They developed a website that showed what the oil change interval was for nearly every car or light truck. You could put in the year and make of your vehicle, and the website would tell you what the normal oil change interval was as reported in the owners manual.

To the legislators in California, it appeared that the 3,000-mile oil change interval was merely a way to sell more oil. There were lawsuits by motorists that felt that way. In fact, as a result of consumer and legislative pressure, Jiffy Lube, the largest fast oil change company, modified its change interval recommendation. I think its worth sharing:

Both vehicle manufacturers and the vehicle service industry agree that staying on-schedule with the owners manual recommendations is the best way to ensure youre changing your oil appropriately.

The manuals schedule includes recommendations about the best type of oil for your vehicle, whether its conventional, synthetic or a blend. The oil type will go a long way toward determining the interval range between oil changes.

While the rule to change your oil every 3,000 miles may have been true in years past, oil technology has moved well past it now. If you still follow this rule, the odds are you are changing your oil too frequently.

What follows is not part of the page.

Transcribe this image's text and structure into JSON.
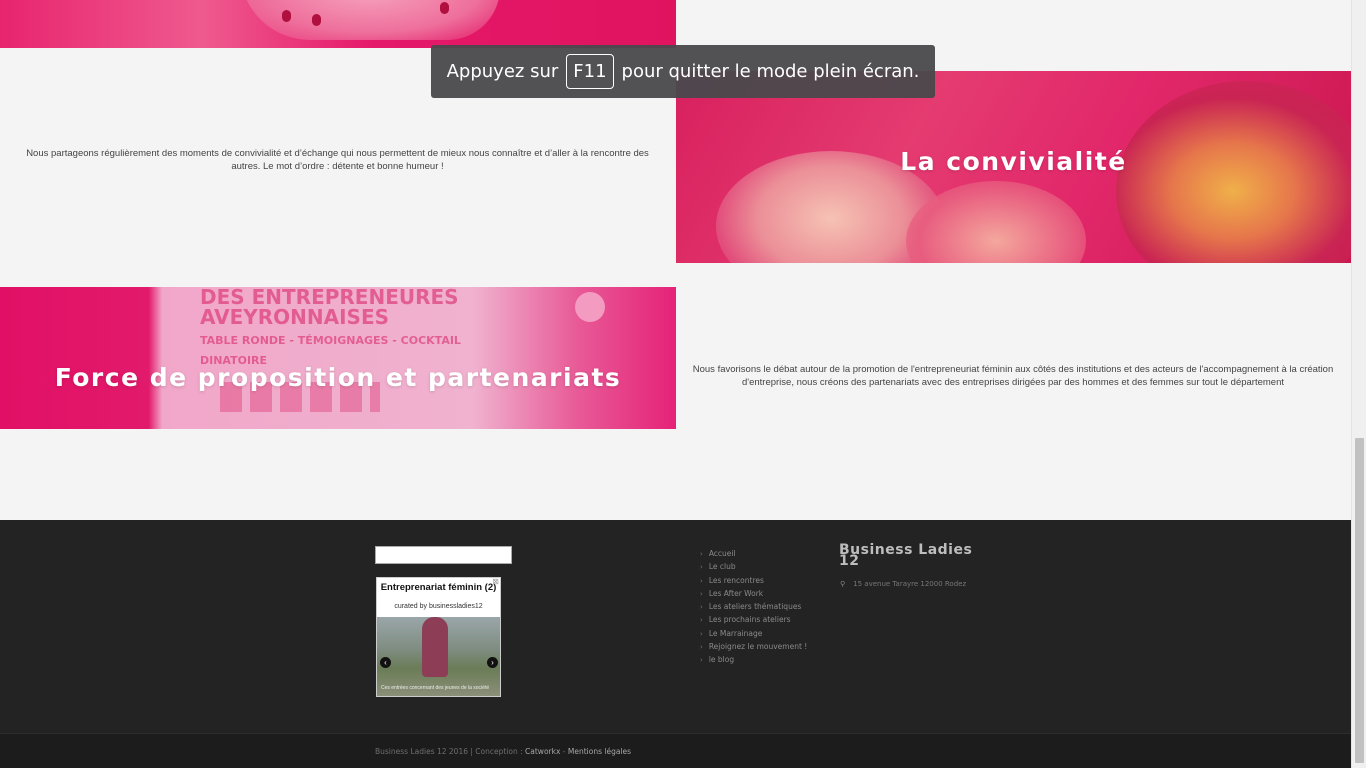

Were left with the same problem: When should I have my oil changed? To some extent, it is still personal choice. The cost of oil is minimal compared to the cost of even the most simple engine repair, so being conservative seems to be appropriate. Theres still the question of the environment and oil quality. Facebook readers have a wide divergence in views and oil technology is now so advanced that a cautious approach still allows for more miles between drains.

The bottom line is that engines are too costly to ignore simple things like oil changes and other regular maintenance. Take care of your customers vehicle, and it will return the favor with long years of life and a loyal clientele.

Industry consultant Steve Swedberg has over 40 years experience in lubricants, most notably with Pennzoil and Chevron Oronite. He is a longtime member of the American Chemical Society, ASTM International and SAE International, where he was chairman of Technical Committee 1 on automotive engine oils. He can be reached at